*WORK ORDER*
Copy, from the data below, each line that has the word "icon".

*LISTED RECORDS*
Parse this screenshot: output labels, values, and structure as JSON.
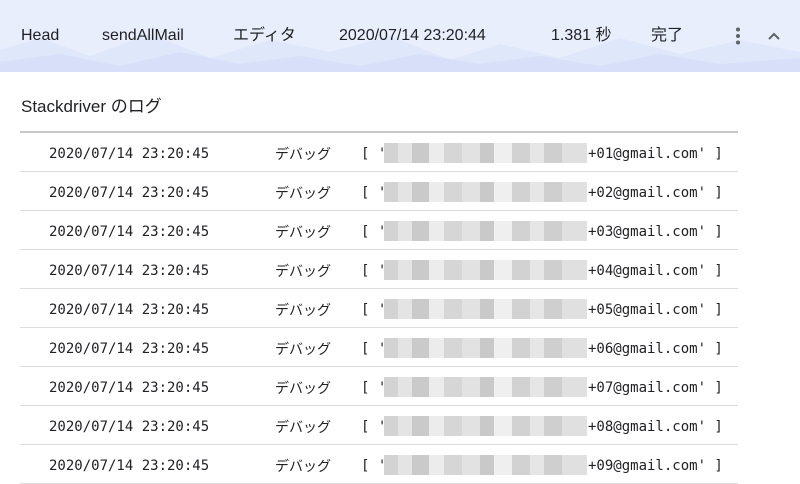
{
  "header": {
    "columns": {
      "type": "Head",
      "function": "sendAllMail",
      "trigger": "エディタ",
      "start_time": "2020/07/14 23:20:44",
      "duration": "1.381 秒",
      "status": "完了"
    },
    "more_icon": "more-vert-icon",
    "collapse_icon": "chevron-up-icon"
  },
  "logs": {
    "title": "Stackdriver のログ",
    "rows": [
      {
        "timestamp": "2020/07/14 23:20:45",
        "level": "デバッグ",
        "open": "[ '",
        "message": "+01@gmail.com' ]"
      },
      {
        "timestamp": "2020/07/14 23:20:45",
        "level": "デバッグ",
        "open": "[ '",
        "message": "+02@gmail.com' ]"
      },
      {
        "timestamp": "2020/07/14 23:20:45",
        "level": "デバッグ",
        "open": "[ '",
        "message": "+03@gmail.com' ]"
      },
      {
        "timestamp": "2020/07/14 23:20:45",
        "level": "デバッグ",
        "open": "[ '",
        "message": "+04@gmail.com' ]"
      },
      {
        "timestamp": "2020/07/14 23:20:45",
        "level": "デバッグ",
        "open": "[ '",
        "message": "+05@gmail.com' ]"
      },
      {
        "timestamp": "2020/07/14 23:20:45",
        "level": "デバッグ",
        "open": "[ '",
        "message": "+06@gmail.com' ]"
      },
      {
        "timestamp": "2020/07/14 23:20:45",
        "level": "デバッグ",
        "open": "[ '",
        "message": "+07@gmail.com' ]"
      },
      {
        "timestamp": "2020/07/14 23:20:45",
        "level": "デバッグ",
        "open": "[ '",
        "message": "+08@gmail.com' ]"
      },
      {
        "timestamp": "2020/07/14 23:20:45",
        "level": "デバッグ",
        "open": "[ '",
        "message": "+09@gmail.com' ]"
      }
    ]
  },
  "colors": {
    "header_bg": "#e8eefc",
    "rule": "#c8c8c8",
    "row_divider": "#dddddd",
    "text": "#202124"
  }
}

*RESPONSE TO THE EXERCISE*
    "more_icon": "more-vert-icon",
    "collapse_icon": "chevron-up-icon"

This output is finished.